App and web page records

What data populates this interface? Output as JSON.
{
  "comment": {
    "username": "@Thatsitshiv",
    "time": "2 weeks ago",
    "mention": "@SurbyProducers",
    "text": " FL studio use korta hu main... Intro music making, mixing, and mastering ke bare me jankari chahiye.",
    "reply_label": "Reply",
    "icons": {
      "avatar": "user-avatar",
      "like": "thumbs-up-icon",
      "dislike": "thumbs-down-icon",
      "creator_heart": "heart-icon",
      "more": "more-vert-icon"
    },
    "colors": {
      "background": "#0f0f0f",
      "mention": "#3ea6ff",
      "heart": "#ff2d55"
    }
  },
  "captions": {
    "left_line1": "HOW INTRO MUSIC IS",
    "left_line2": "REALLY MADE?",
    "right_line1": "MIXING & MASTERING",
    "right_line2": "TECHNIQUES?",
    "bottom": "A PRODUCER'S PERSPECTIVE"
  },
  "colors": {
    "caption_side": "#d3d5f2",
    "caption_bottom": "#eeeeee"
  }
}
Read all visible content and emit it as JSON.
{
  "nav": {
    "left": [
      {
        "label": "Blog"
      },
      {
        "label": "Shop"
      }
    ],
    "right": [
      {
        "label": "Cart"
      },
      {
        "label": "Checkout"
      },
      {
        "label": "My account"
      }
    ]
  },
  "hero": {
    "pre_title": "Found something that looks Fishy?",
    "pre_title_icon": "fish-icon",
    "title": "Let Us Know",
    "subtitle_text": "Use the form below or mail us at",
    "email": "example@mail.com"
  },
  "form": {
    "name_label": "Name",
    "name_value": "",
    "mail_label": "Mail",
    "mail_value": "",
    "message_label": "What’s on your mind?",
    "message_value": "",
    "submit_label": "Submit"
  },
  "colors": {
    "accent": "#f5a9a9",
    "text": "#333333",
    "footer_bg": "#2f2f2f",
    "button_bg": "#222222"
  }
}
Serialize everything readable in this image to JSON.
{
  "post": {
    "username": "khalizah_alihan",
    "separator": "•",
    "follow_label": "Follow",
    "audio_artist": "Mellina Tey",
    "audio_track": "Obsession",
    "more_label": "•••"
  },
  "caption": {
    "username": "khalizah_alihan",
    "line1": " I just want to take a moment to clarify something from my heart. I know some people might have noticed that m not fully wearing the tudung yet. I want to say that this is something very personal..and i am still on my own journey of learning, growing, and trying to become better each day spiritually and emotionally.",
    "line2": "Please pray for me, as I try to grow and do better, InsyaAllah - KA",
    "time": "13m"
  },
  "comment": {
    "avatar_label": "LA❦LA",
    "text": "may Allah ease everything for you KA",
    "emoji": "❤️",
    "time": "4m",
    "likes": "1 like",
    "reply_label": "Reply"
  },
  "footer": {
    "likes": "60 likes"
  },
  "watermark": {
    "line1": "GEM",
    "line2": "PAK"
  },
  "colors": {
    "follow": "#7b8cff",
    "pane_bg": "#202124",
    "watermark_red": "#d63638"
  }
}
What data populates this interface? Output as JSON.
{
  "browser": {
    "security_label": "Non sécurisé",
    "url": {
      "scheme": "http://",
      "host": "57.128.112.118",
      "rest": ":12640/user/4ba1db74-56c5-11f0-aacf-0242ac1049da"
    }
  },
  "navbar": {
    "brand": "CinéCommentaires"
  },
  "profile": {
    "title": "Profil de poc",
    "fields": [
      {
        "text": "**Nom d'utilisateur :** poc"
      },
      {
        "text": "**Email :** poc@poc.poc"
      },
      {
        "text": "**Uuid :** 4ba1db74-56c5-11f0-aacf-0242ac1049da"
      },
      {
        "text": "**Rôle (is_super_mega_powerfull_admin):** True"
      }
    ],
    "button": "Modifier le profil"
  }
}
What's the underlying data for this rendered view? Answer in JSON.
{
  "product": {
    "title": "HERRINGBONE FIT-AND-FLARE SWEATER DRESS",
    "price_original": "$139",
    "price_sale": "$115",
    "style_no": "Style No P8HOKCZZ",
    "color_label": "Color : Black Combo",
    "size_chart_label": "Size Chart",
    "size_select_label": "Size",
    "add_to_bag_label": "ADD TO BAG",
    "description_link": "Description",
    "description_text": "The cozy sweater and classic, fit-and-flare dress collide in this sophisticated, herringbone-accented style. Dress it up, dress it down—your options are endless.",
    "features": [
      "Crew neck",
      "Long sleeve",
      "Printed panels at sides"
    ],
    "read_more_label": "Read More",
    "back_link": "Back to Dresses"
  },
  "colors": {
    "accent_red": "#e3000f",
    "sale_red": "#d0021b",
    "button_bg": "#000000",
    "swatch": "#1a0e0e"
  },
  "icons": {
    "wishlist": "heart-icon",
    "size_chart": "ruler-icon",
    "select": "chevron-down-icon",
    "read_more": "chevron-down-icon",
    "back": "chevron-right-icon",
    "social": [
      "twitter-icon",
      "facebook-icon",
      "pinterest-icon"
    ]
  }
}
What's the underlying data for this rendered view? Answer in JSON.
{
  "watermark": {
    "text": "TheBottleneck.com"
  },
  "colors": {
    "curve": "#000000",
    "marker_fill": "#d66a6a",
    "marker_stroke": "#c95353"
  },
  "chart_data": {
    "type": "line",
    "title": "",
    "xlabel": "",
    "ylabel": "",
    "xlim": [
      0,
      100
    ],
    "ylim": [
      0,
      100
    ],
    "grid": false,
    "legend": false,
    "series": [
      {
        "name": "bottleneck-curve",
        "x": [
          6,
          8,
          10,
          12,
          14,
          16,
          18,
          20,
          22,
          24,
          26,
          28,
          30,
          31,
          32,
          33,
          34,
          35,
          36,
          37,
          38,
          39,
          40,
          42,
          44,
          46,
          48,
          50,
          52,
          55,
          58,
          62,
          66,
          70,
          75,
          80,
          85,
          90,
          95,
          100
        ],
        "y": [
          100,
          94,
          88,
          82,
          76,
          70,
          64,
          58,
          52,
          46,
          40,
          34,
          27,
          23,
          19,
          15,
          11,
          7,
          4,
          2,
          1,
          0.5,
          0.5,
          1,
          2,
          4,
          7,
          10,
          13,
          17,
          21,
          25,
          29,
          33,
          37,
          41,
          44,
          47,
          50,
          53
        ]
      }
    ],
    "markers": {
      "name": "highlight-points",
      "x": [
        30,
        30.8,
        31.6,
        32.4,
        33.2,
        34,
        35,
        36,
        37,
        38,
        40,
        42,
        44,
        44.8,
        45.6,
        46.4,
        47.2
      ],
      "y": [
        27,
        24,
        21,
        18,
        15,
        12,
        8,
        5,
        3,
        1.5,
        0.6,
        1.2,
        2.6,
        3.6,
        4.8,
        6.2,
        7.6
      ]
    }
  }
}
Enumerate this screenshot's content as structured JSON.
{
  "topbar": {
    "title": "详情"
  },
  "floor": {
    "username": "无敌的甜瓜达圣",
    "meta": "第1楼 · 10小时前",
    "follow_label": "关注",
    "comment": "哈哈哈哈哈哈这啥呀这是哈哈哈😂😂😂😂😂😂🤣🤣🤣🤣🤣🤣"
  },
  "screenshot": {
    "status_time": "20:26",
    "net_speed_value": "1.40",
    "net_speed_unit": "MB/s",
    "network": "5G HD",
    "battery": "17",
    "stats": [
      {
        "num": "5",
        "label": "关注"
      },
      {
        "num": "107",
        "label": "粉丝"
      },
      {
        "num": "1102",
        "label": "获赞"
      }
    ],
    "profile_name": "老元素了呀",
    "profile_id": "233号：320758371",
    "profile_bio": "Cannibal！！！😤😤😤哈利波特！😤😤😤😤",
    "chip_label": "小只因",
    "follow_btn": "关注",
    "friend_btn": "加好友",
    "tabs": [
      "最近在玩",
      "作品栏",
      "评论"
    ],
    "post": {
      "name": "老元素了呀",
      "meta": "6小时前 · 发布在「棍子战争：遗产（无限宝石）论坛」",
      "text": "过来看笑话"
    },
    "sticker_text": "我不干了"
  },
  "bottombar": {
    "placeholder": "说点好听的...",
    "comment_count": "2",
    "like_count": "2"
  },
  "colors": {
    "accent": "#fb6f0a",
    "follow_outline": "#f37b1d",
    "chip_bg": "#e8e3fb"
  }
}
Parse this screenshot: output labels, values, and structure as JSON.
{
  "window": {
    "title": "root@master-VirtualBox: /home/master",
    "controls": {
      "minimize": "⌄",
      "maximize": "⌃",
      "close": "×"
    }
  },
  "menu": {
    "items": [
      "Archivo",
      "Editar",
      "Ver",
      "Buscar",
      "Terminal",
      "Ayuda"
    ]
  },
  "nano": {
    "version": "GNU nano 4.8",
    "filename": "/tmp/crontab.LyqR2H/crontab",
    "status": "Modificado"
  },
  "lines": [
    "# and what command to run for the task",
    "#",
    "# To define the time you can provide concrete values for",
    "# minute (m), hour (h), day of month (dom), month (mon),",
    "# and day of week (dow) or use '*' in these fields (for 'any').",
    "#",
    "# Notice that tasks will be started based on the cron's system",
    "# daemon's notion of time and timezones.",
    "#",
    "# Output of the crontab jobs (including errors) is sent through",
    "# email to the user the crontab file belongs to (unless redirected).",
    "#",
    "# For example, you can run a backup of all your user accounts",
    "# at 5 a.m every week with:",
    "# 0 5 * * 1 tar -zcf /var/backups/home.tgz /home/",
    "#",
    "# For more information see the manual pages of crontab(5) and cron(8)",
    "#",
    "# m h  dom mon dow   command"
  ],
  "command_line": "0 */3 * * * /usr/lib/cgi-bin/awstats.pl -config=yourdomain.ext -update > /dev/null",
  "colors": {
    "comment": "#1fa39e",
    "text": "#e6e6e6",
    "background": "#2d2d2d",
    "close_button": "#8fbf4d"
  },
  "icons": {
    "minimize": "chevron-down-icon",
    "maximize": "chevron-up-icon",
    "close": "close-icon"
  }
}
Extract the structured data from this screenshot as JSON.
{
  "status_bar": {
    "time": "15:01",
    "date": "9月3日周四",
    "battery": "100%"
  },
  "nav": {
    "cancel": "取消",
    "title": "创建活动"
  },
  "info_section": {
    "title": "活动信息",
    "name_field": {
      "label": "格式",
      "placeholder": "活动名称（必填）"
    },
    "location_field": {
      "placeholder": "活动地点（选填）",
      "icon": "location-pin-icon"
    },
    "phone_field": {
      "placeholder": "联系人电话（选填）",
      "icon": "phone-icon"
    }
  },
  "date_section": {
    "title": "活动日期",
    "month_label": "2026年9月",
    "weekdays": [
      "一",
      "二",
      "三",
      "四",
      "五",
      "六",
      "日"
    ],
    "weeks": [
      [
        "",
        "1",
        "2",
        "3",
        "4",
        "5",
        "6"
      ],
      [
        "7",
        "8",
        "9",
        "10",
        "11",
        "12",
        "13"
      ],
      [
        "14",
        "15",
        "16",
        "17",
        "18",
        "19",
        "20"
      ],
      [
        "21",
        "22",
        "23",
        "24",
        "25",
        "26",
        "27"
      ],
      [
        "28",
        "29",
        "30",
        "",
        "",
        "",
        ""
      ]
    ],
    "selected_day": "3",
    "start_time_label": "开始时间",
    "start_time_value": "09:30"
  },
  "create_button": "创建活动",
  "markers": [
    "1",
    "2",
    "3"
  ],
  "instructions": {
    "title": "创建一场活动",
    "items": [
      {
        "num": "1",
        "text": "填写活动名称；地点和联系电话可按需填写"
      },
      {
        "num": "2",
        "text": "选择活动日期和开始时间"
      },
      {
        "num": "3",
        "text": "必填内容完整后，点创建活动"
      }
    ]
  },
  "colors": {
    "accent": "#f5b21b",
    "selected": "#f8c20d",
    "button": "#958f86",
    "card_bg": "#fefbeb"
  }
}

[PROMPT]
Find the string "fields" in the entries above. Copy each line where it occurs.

[PROBLEM SOLUTION]
    "fields": [
    "# and day of week (dow) or use '*' in these fields (for 'any').",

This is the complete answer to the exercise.